Interface dataset entries
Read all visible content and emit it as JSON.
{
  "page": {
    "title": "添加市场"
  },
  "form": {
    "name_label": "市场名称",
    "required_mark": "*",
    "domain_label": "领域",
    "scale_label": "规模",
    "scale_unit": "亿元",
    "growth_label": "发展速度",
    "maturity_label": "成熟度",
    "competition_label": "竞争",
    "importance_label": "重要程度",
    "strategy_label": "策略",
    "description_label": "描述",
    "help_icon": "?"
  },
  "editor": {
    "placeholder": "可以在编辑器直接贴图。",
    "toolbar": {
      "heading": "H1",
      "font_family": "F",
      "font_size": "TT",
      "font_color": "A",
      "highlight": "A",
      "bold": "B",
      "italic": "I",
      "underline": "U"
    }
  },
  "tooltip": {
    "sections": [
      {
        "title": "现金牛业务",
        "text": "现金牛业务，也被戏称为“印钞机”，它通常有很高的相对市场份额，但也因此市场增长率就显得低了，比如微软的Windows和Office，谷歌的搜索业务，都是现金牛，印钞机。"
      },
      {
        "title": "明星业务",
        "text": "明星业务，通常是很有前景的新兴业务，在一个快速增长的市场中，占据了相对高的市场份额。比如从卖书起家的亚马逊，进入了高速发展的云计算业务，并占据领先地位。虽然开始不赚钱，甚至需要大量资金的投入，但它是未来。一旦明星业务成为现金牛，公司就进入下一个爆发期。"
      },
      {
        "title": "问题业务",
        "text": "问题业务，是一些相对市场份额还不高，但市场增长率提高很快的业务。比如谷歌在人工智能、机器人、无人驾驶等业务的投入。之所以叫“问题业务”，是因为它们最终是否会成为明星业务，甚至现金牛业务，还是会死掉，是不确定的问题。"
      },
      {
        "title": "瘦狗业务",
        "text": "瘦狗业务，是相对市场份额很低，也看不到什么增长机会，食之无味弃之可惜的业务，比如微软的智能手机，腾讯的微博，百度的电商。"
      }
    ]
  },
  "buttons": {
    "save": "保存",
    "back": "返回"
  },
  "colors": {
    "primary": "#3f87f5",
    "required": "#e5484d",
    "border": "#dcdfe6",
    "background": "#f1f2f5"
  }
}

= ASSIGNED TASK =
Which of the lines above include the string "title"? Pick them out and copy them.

= ANSWER =
    "title": "添加市场"
        "title": "现金牛业务",
        "title": "明星业务",
        "title": "问题业务",
        "title": "瘦狗业务",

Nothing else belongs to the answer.